Mick Arnold writes for The Wild Rose Press and that is how I became acquainted with him. He lives “across the pond” (pond?) and I’ve never met him face to face, but I am truly enjoying his historical novel A “Wing and A Prayer.” I’m sure you will too! Help me welcome, Mick Arnold.
Hi Peggy. Many, many thanks for having me today on your blog, I very much appreciate it.
Hands up who’s heard someone say, I could write a book…only I don’t have the time. I always want to shout at them. Well, make the time!
My new book, ‘A Wing and a Prayer’ isn’t one of those. Saying this, I also have to say, it wasn’t planned. At no point in my relatively short writing life had I ever planned to write in this genre. I thought I’d be writing, or attempting to write, Women’s Fiction/Romances. Next thing I know, I’ve written a World War 2 Historical Saga –actually, as I write this, book 2 is with my publishers and book 3 is a quarter done – and received a publishing deal. Isn’t life strange?
So, how did it come about? Well, after ‘The Season for Love’ my body decided the best thing it could do would be to ‘break’ for the best part of two years. At times like this, you discover who your friends are. One of them gave me some very good advice. Don’t try and pick up something you’d been working on, try something new. By going for an unrelated project, I should find myself somewhere I hadn’t been. Somewhat to my surprise, it seems to have worked.

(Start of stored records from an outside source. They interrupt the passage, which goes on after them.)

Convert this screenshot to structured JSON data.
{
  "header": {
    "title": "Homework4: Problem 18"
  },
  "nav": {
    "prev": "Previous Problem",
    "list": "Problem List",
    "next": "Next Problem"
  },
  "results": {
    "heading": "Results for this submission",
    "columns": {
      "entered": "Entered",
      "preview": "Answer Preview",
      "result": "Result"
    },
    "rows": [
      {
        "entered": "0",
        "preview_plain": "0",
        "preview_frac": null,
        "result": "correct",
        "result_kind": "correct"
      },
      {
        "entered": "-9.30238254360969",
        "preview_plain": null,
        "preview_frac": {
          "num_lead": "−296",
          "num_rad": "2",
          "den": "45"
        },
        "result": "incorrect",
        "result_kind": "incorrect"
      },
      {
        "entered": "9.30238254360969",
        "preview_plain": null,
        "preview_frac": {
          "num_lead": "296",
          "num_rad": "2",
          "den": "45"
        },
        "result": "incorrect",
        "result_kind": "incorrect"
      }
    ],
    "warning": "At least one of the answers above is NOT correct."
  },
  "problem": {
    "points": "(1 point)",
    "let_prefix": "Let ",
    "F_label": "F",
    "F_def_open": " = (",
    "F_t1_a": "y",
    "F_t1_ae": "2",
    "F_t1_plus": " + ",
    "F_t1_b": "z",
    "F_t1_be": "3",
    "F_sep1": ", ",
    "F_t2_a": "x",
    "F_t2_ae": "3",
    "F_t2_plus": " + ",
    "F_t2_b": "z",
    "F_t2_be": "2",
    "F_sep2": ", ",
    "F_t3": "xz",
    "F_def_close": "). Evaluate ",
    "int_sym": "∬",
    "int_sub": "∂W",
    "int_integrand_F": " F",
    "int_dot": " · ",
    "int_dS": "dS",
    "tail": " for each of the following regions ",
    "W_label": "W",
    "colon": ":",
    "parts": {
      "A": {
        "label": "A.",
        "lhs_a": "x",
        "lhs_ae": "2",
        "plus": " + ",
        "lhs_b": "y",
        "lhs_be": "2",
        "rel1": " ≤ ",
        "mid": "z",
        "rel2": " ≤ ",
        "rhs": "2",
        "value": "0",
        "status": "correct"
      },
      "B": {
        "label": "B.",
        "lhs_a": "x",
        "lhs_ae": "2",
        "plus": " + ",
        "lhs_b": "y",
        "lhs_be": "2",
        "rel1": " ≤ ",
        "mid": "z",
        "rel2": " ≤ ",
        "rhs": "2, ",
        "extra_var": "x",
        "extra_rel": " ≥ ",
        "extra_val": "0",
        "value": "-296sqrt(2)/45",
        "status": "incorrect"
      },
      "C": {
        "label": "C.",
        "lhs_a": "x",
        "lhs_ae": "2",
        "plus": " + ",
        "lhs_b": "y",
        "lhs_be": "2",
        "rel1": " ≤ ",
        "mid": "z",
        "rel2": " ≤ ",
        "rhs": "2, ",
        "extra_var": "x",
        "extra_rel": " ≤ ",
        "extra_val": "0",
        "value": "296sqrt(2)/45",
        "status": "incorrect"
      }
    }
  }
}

I’ve always loved history, specifically anything to do with flying. As it happened, the same day this was suggested to me, I saw a program called ‘The Spitfire Girls’ and that sparked the idea that perhaps I could come up with a story set in the Air Transport Auxiliary. A day or so of trawling the internet and the next thing I knew, I had actually planned out about 50% of the first story. I hadn’t set out to write a mystery, yet the girls seemed to migrate towards that thread of their own accord and the rest of the story – how four girls (men, of course, also served in the ATA in much larger numbers) from different walks of life came to live and work together – wrote itself around this thread. Indeed, the first scene in the story finds one of the girl’s sisters being found dead in the cockpit of a Tiger Moth biplane! So, the Air Transport Auxiliary Mystery Club was born.
I served for over sixteen years in the Royal Air Force, travelling all over the world and, of course, the United Kingdom. Some of the bases I served on were once visited by these brave people I’ve written about and I feel honoured to play a small part in keeping their story alive and in, perhaps, bringing it to a new audience. Their bravery needs to be heard about and with this story, the first in the ‘Broken Wings’ series, I hope to be able to perform this task I’ve set myself.
Check out “A Wing and A Prayer” and let Mick know what you think. Writers love reviews!
What are you reading this week?